Ways to Avoid Copyright Claims:

Camera Canon 60d (one camera owned by AdverGroup web design, photo of camera shot using iPhone 6)Now that we know the various legal aspects and ramifications of using copyrighted images without proper licensing, let us explore the various ways to avoid copyright infringement claims for content used on your websites.  

Produce and/or Create your own Images:  If you want to avoid licensing images and wish to produce a truly custom website, then you can certainly purchase a camera to take photos yourself and/or hire a professional photographer to capture images of your services or products in use. This will result in a truly custom website and you will have zero concerns of copyright claims.  The photo provided in this article of the camera (Canon 60d) was captured using iPhone 6.

Use FREE images provided by trusted sources:

Free images sources do exist, but be careful and certain to review their license agreement. You can use these free image sources but we recommend that you continue to maintain copies of documentation relative all images used in your website as described in this article. Be advised that some of these resources note that they reserve the right to change their agreements at any time without further notice, so you should be sure to print and store any licenses offline. Some of these sources offer images with and without watermarks.

1. Pexels.com All photos and videos uploaded on Pexels are licensed under the Pexels license. This means you can use them for free for personal and commercial purposes. For more information read the following questions, our license page or our Terms of Service.

2. Pixabay.com is an international free-to-use website for sharing photos, illustrations, vector graphics, and film footage. You can copy, modify, distribute, and use the images, even for commercial purposes, all without asking for permission or giving credits to the artist. However, depicted content may still be protected by trademarks, publicity or privacy rights.

Use PAID licensing of copyrighted images using trusted sources:

If using copyrighted images on your website, be sure to maintain adequate documentation of any licensed images which you may have published on your website. This documentation can be stored offline. However, be sure that it is readily available for reference. Make sure that if you are licensing images, that you have clearly identified your URL (domain name) as the product for which it will be used on.  You should also consider providing a "policy page" on your website which either addresses use of copyrighted materials and notes contact info for reference and verification.

1. istock.com is a leading source for user-generated stock photos, vectors and illustrations, and video clips. iStock is part of the Getty Images family of companies. iStock provides more cost effective solutions for content royalty-free content than Getty.
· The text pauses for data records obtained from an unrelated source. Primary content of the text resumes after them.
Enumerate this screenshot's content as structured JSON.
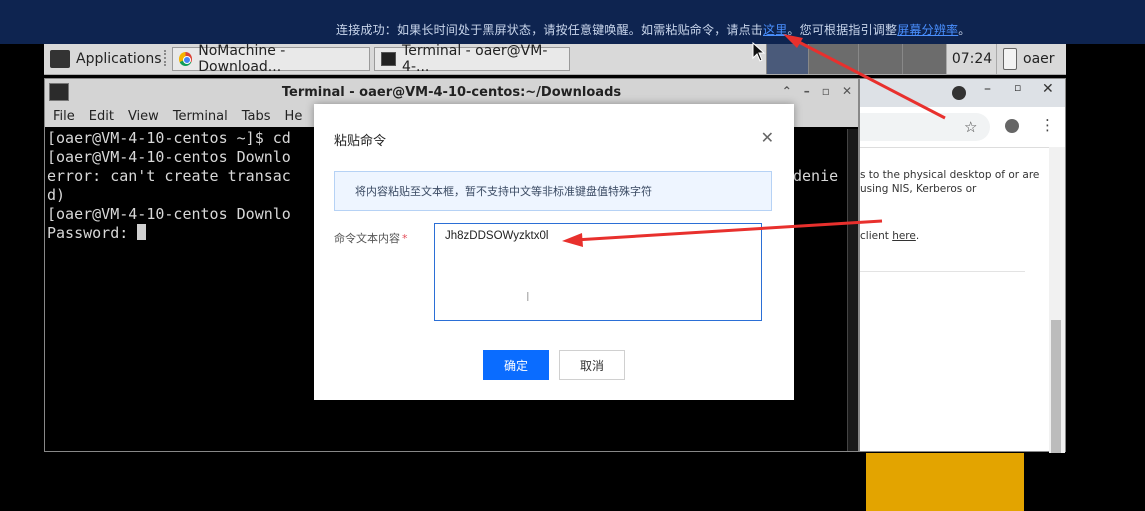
{
  "banner": {
    "text_before": "连接成功：如果长时间处于黑屏状态，请按任意键唤醒。如需粘贴命令，请点击",
    "link1": "这里",
    "text_middle": "。您可根据指引调整",
    "link2": "屏幕分辨率",
    "text_after": "。"
  },
  "taskbar": {
    "applications": "Applications",
    "tab_chrome": "NoMachine - Download...",
    "tab_terminal": "Terminal - oaer@VM-4-...",
    "clock": "07:24",
    "user": "oaer"
  },
  "terminal": {
    "title": "Terminal - oaer@VM-4-10-centos:~/Downloads",
    "menu": [
      "File",
      "Edit",
      "View",
      "Terminal",
      "Tabs",
      "He"
    ],
    "lines": [
      "[oaer@VM-4-10-centos ~]$ cd",
      "[oaer@VM-4-10-centos Downlo",
      "error: can't create transac",
      "d)",
      "[oaer@VM-4-10-centos Downlo",
      "Password: "
    ],
    "right_fragment": "denie"
  },
  "chrome": {
    "para1": "s to the physical desktop of or are using NIS, Kerberos or",
    "para2_prefix": "client ",
    "para2_link": "here",
    "para2_suffix": "."
  },
  "dialog": {
    "title": "粘贴命令",
    "info": "将内容粘贴至文本框，暂不支持中文等非标准键盘值特殊字符",
    "label": "命令文本内容",
    "required_mark": "*",
    "input_value": "Jh8zDDSOWyzktx0l",
    "ok": "确定",
    "cancel": "取消"
  },
  "colors": {
    "banner_bg": "#0e2450",
    "primary": "#0a6cff",
    "arrow": "#e8302d"
  }
}
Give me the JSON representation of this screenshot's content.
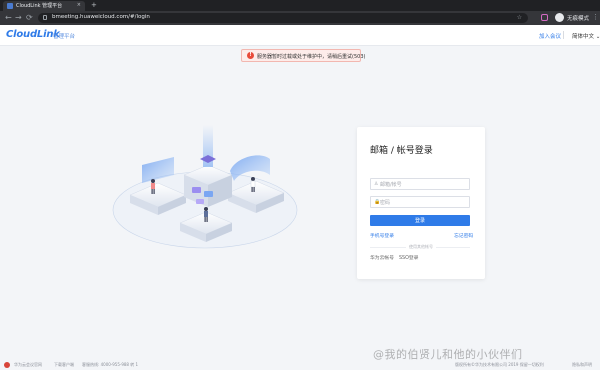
{
  "browser": {
    "tab_title": "CloudLink 管理平台",
    "tab_close": "×",
    "new_tab": "+",
    "url": "bmeeting.huaweicloud.com/#/login",
    "profile_label": "无痕模式",
    "back": "←",
    "forward": "→",
    "reload": "⟳",
    "star": "☆",
    "menu": "⋮"
  },
  "header": {
    "logo": "CloudLink",
    "logo_sub": "管理平台",
    "join_meeting": "加入会议",
    "language": "简体中文 ⌄"
  },
  "alert": {
    "icon": "!",
    "text": "服务器暂时过载或处于维护中，请稍后重试(503)"
  },
  "login": {
    "title": "邮箱 / 帐号登录",
    "username_placeholder": "邮箱/帐号",
    "password_placeholder": "密码",
    "submit": "登录",
    "phone_login": "手机号登录",
    "forgot_password": "忘记密码",
    "other_methods": "使用其他帐号",
    "huawei_account": "华为云帐号",
    "sso_login": "SSO登录",
    "user_icon": "♙",
    "lock_icon": "🔒"
  },
  "footer": {
    "items": [
      "华为云会议官网",
      "下载客户端",
      "客服热线: 4000-955-988 转 1"
    ],
    "copyright": "版权所有©华为技术有限公司 2019 保留一切权利",
    "privacy": "隐私和声明"
  },
  "watermark": "@我的伯贤儿和他的小伙伴们",
  "colors": {
    "accent": "#2f7be8",
    "alert_bg": "#fdecea",
    "alert_icon": "#e84b3a"
  }
}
2. Shutterstock.com offers cost effective subscription plans for individuals and companies. Offers millions of royalty-free stock images, photos, videos, and more for your creative projects.

3. Stockenterprise.adobe.com  Adobe Inc. is an American multinational computer software company that produces a variety of media editing software including but not limited to Adobe Photoshop, Adobe Illustrator, Adobe InDesign, Adobe Premier and more. Adobe Stock is Adobe solution for royalty-free content. This premium collection images are handpicked by Adobe's curation team from our most inspiring artists and partners. From illustrations, photos, and videos to 3D assets and even creative templates.
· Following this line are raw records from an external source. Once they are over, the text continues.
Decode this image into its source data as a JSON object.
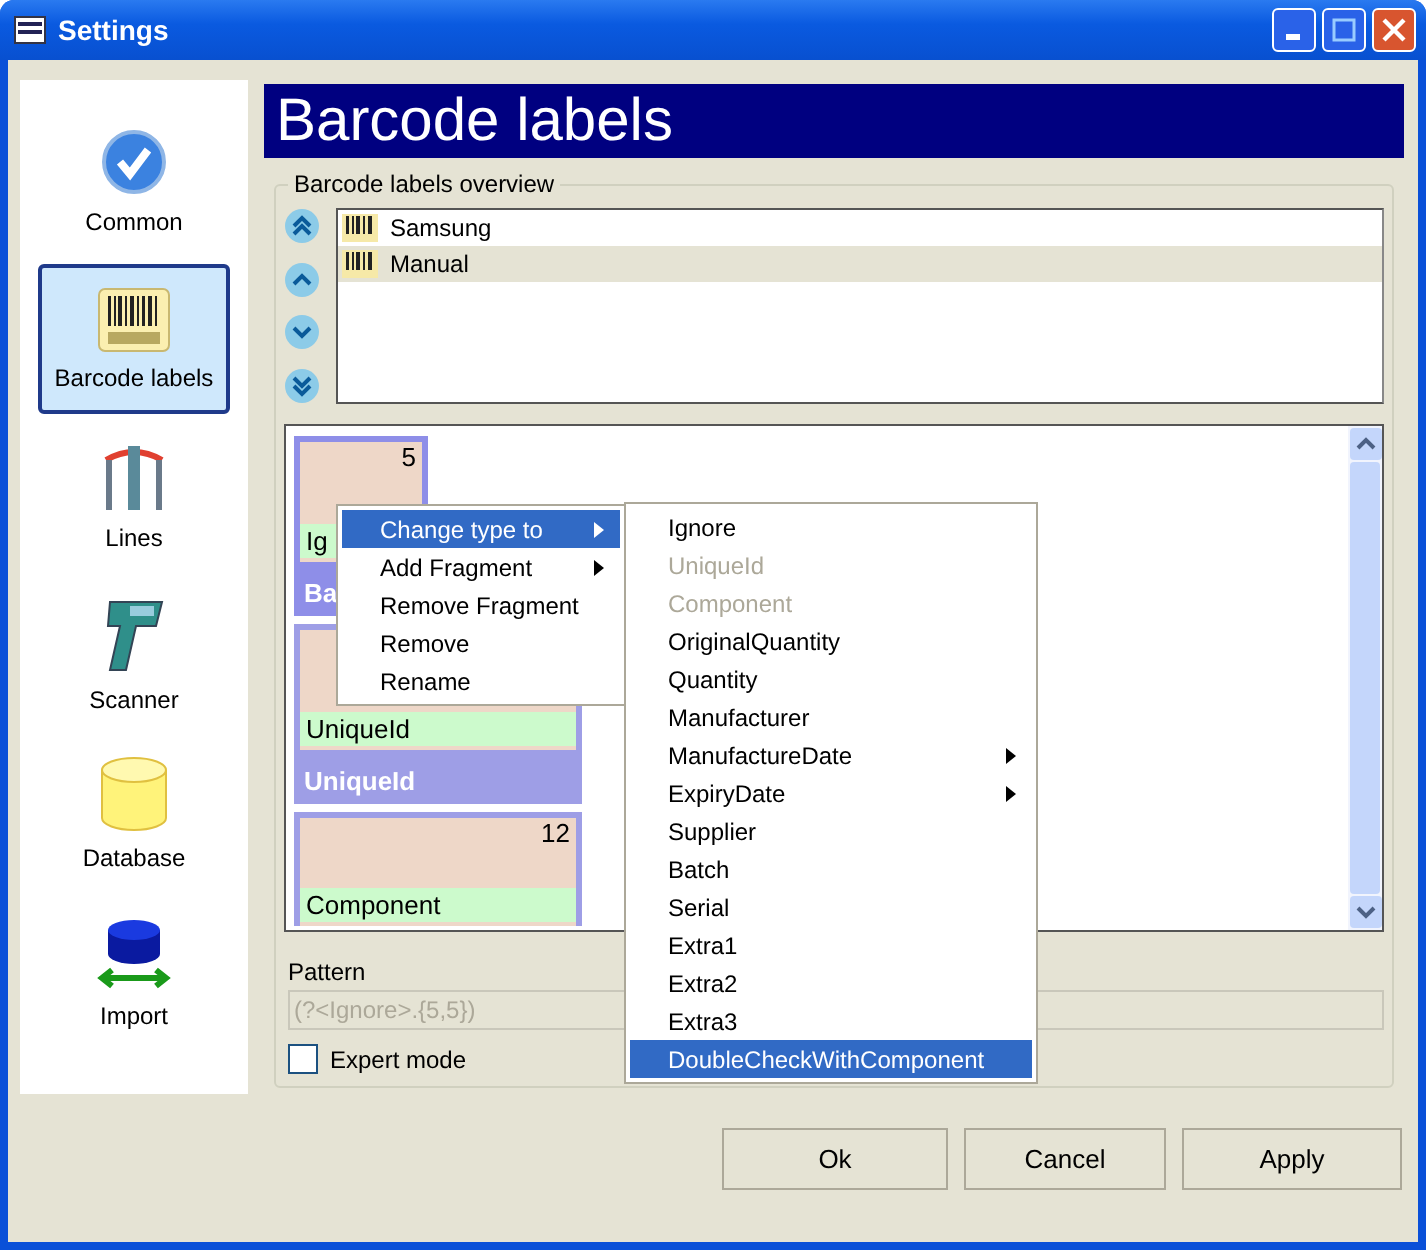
{
  "window": {
    "title": "Settings"
  },
  "sidebar": {
    "items": [
      {
        "label": "Common",
        "selected": false
      },
      {
        "label": "Barcode labels",
        "selected": true
      },
      {
        "label": "Lines",
        "selected": false
      },
      {
        "label": "Scanner",
        "selected": false
      },
      {
        "label": "Database",
        "selected": false
      },
      {
        "label": "Import",
        "selected": false
      }
    ]
  },
  "header": "Barcode labels",
  "overview": {
    "title": "Barcode labels overview",
    "labels": [
      {
        "name": "Samsung",
        "selected": false
      },
      {
        "name": "Manual",
        "selected": true
      }
    ]
  },
  "fragments": [
    {
      "length": "5",
      "type": "Ig",
      "name": "Ba"
    },
    {
      "type": "UniqueId",
      "name": "UniqueId"
    },
    {
      "length": "12",
      "type": "Component"
    }
  ],
  "pattern": {
    "label": "Pattern",
    "value": "(?<Ignore>.{5,5})",
    "disabled": true
  },
  "expert_mode": {
    "label": "Expert mode",
    "checked": false
  },
  "context_menu": {
    "items": [
      {
        "label": "Change type to",
        "submenu": true,
        "selected": true
      },
      {
        "label": "Add Fragment",
        "submenu": true,
        "selected": false
      },
      {
        "label": "Remove Fragment",
        "submenu": false,
        "selected": false
      },
      {
        "label": "Remove",
        "submenu": false,
        "selected": false
      },
      {
        "label": "Rename",
        "submenu": false,
        "selected": false
      }
    ]
  },
  "type_menu": {
    "items": [
      {
        "label": "Ignore",
        "disabled": false,
        "submenu": false,
        "selected": false
      },
      {
        "label": "UniqueId",
        "disabled": true,
        "submenu": false,
        "selected": false
      },
      {
        "label": "Component",
        "disabled": true,
        "submenu": false,
        "selected": false
      },
      {
        "label": "OriginalQuantity",
        "disabled": false,
        "submenu": false,
        "selected": false
      },
      {
        "label": "Quantity",
        "disabled": false,
        "submenu": false,
        "selected": false
      },
      {
        "label": "Manufacturer",
        "disabled": false,
        "submenu": false,
        "selected": false
      },
      {
        "label": "ManufactureDate",
        "disabled": false,
        "submenu": true,
        "selected": false
      },
      {
        "label": "ExpiryDate",
        "disabled": false,
        "submenu": true,
        "selected": false
      },
      {
        "label": "Supplier",
        "disabled": false,
        "submenu": false,
        "selected": false
      },
      {
        "label": "Batch",
        "disabled": false,
        "submenu": false,
        "selected": false
      },
      {
        "label": "Serial",
        "disabled": false,
        "submenu": false,
        "selected": false
      },
      {
        "label": "Extra1",
        "disabled": false,
        "submenu": false,
        "selected": false
      },
      {
        "label": "Extra2",
        "disabled": false,
        "submenu": false,
        "selected": false
      },
      {
        "label": "Extra3",
        "disabled": false,
        "submenu": false,
        "selected": false
      },
      {
        "label": "DoubleCheckWithComponent",
        "disabled": false,
        "submenu": false,
        "selected": true
      }
    ]
  },
  "buttons": [
    "Ok",
    "Cancel",
    "Apply"
  ]
}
4. Gettyimages.com Getty offers subscription packages that include any combination of HIGH QUALITY royalty-free creative photos, videos, illustrations, vectors, and most editorial images. However, their packs exclude all rights-managed images. Their subscription packages don't expire as long as you sign in at least once a year.

 All images used in this article were provided by www.pexels.com

Read 3400 times Last modified on Sunday, 19 April 2020 18:28